Which lines below hold the word "LINEAR"? Report each one.
--- DATA SHOWN Enclosed Below ---
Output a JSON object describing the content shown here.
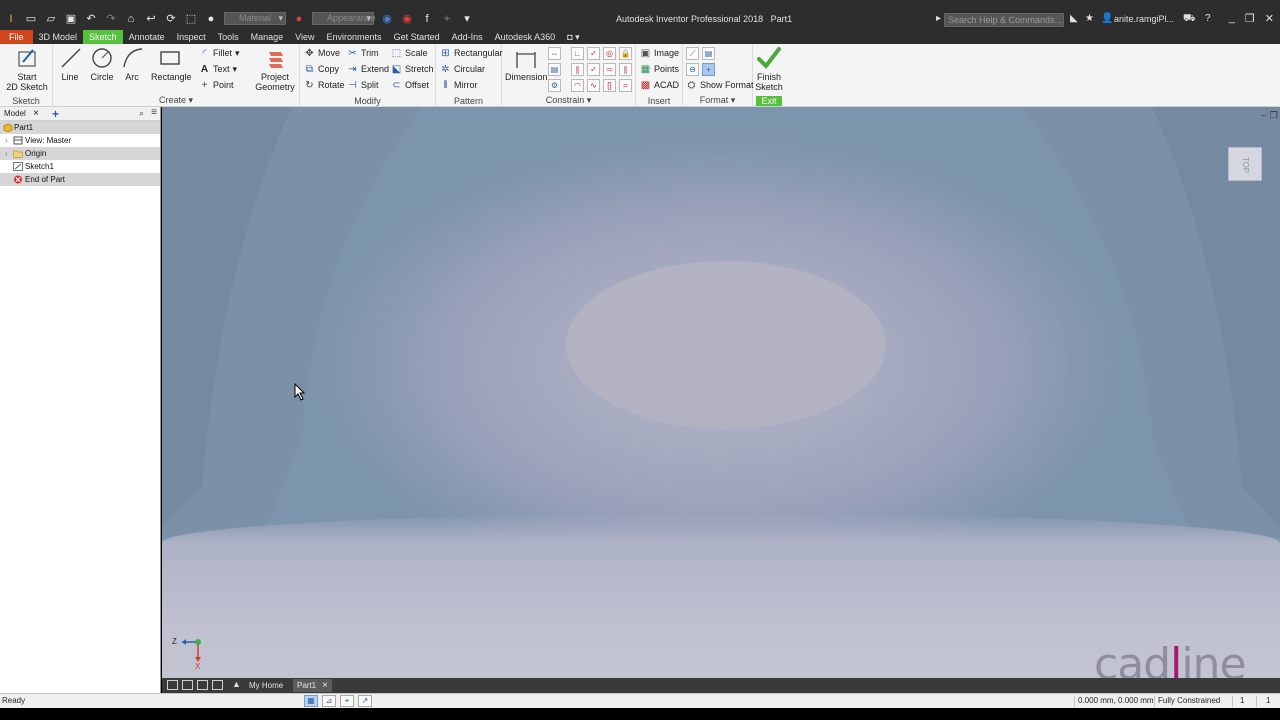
{
  "titlebar": {
    "title": "Autodesk Inventor Professional 2018",
    "doc": "Part1",
    "material_placeholder": "Material",
    "appearance_placeholder": "Appearance",
    "search_placeholder": "Search Help & Commands...",
    "user": "anite.ramgiPl..."
  },
  "tabs": [
    "File",
    "3D Model",
    "Sketch",
    "Annotate",
    "Inspect",
    "Tools",
    "Manage",
    "View",
    "Environments",
    "Get Started",
    "Add-Ins",
    "Autodesk A360"
  ],
  "active_tab": "Sketch",
  "ribbon": {
    "sketch": {
      "start_sketch_l1": "Start",
      "start_sketch_l2": "2D Sketch",
      "label": "Sketch"
    },
    "create": {
      "line": "Line",
      "circle": "Circle",
      "arc": "Arc",
      "rectangle": "Rectangle",
      "fillet": "Fillet",
      "text": "Text",
      "point": "Point",
      "project_l1": "Project",
      "project_l2": "Geometry",
      "label": "Create"
    },
    "modify": {
      "move": "Move",
      "copy": "Copy",
      "rotate": "Rotate",
      "trim": "Trim",
      "extend": "Extend",
      "split": "Split",
      "scale": "Scale",
      "stretch": "Stretch",
      "offset": "Offset",
      "label": "Modify"
    },
    "pattern": {
      "rectangular": "Rectangular",
      "circular": "Circular",
      "mirror": "Mirror",
      "label": "Pattern"
    },
    "constrain": {
      "dimension": "Dimension",
      "label": "Constrain"
    },
    "insert": {
      "image": "Image",
      "points": "Points",
      "acad": "ACAD",
      "label": "Insert"
    },
    "format": {
      "show_format": "Show Format",
      "label": "Format"
    },
    "exit": {
      "finish_l1": "Finish",
      "finish_l2": "Sketch",
      "label": "Exit"
    }
  },
  "browser": {
    "tab": "Model",
    "tree": [
      {
        "label": "Part1",
        "icon": "part-icon",
        "selected": true,
        "indent": 0
      },
      {
        "label": "View: Master",
        "icon": "view-icon",
        "selected": false,
        "indent": 1
      },
      {
        "label": "Origin",
        "icon": "folder-icon",
        "selected": true,
        "indent": 1
      },
      {
        "label": "Sketch1",
        "icon": "sketch-icon",
        "selected": false,
        "indent": 1
      },
      {
        "label": "End of Part",
        "icon": "end-of-part-icon",
        "selected": true,
        "indent": 1
      }
    ]
  },
  "viewport": {
    "viewcube_face": "TOP",
    "triad": {
      "z": "Z",
      "x": "X"
    },
    "watermark": {
      "part1": "cad",
      "part2": "l",
      "part3": "ine"
    }
  },
  "doc_tabs": {
    "home": "My Home",
    "part": "Part1"
  },
  "status": {
    "ready": "Ready",
    "coords": "0.000 mm, 0.000 mm",
    "constraint": "Fully Constrained",
    "count1": "1",
    "count2": "1"
  },
  "colors": {
    "accent_green": "#56c13d",
    "file_tab": "#d2461d",
    "brand_magenta": "#a31a6a"
  }
}
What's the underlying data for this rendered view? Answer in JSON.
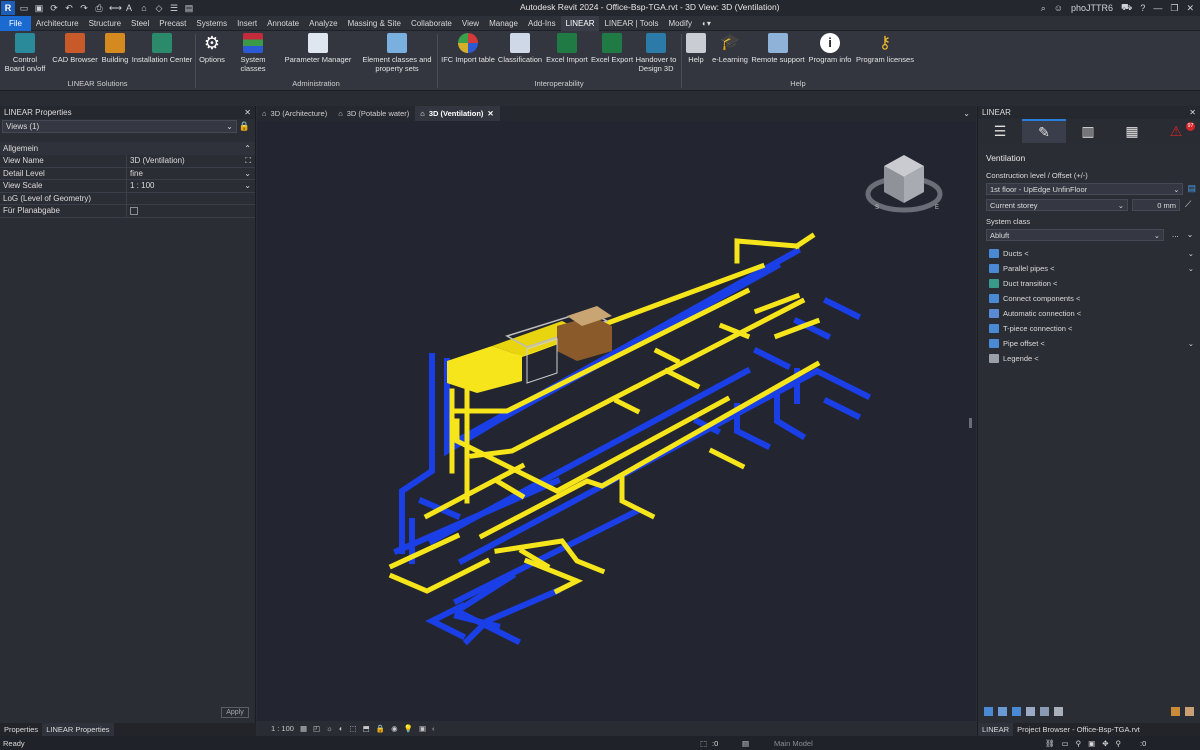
{
  "app": {
    "logo": "R",
    "title": "Autodesk Revit 2024 - Office-Bsp-TGA.rvt - 3D View: 3D (Ventilation)",
    "user": "phoJTTR6"
  },
  "menu": [
    "File",
    "Architecture",
    "Structure",
    "Steel",
    "Precast",
    "Systems",
    "Insert",
    "Annotate",
    "Analyze",
    "Massing & Site",
    "Collaborate",
    "View",
    "Manage",
    "Add-Ins",
    "LINEAR",
    "LINEAR | Tools",
    "Modify"
  ],
  "ribbon": {
    "buttons": [
      {
        "label": "Control Board on/off"
      },
      {
        "label": "CAD Browser"
      },
      {
        "label": "Building"
      },
      {
        "label": "Installation Center"
      },
      {
        "label": "Options"
      },
      {
        "label": "System classes"
      },
      {
        "label": "Parameter Manager"
      },
      {
        "label": "Element classes and property sets"
      },
      {
        "label": "IFC Import table"
      },
      {
        "label": "Classification"
      },
      {
        "label": "Excel Import"
      },
      {
        "label": "Excel Export"
      },
      {
        "label": "Handover to Design 3D"
      },
      {
        "label": "Help"
      },
      {
        "label": "e-Learning"
      },
      {
        "label": "Remote support"
      },
      {
        "label": "Program info"
      },
      {
        "label": "Program licenses"
      }
    ],
    "panels": {
      "solutions": "LINEAR Solutions",
      "administration": "Administration",
      "interoperability": "Interoperability",
      "help": "Help"
    }
  },
  "left": {
    "title": "LINEAR Properties",
    "views_dd": "Views (1)",
    "group": "Allgemein",
    "props": [
      {
        "k": "View Name",
        "v": "3D (Ventilation)"
      },
      {
        "k": "Detail Level",
        "v": "fine"
      },
      {
        "k": "View Scale",
        "v": "1 : 100"
      },
      {
        "k": "LoG (Level of Geometry)",
        "v": ""
      },
      {
        "k": "Für Planabgabe",
        "v": ""
      }
    ],
    "apply": "Apply",
    "tabs": [
      "Properties",
      "LINEAR Properties"
    ]
  },
  "viewtabs": [
    "3D (Architecture)",
    "3D (Potable water)",
    "3D (Ventilation)"
  ],
  "viewbar": {
    "scale": "1 : 100"
  },
  "right": {
    "title": "LINEAR",
    "badge": "97",
    "section": "Ventilation",
    "construction_label": "Construction level / Offset (+/-)",
    "floor": "1st floor - UpEdge UnfinFloor",
    "storey": "Current storey",
    "offset": "0 mm",
    "system_label": "System class",
    "system": "Abluft",
    "more": "...",
    "tools": [
      "Ducts <",
      "Parallel pipes <",
      "Duct transition <",
      "Connect components <",
      "Automatic connection <",
      "T-piece connection <",
      "Pipe offset <",
      "Legende <"
    ],
    "bottom_tabs": [
      "LINEAR",
      "Project Browser - Office-Bsp-TGA.rvt"
    ]
  },
  "status": {
    "ready": "Ready",
    "zero1": ":0",
    "model": "Main Model",
    "zero2": ":0"
  },
  "colors": {
    "accent": "#1b6ad1",
    "yellow": "#f5e51a",
    "blue": "#1a3fe6"
  }
}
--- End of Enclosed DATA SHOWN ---
ANSWER BOX >>
    "LINEAR",
    "LINEAR | Tools",
      "solutions": "LINEAR Solutions",
    "title": "LINEAR Properties",
      "LINEAR Properties"
    "title": "LINEAR",
      "LINEAR",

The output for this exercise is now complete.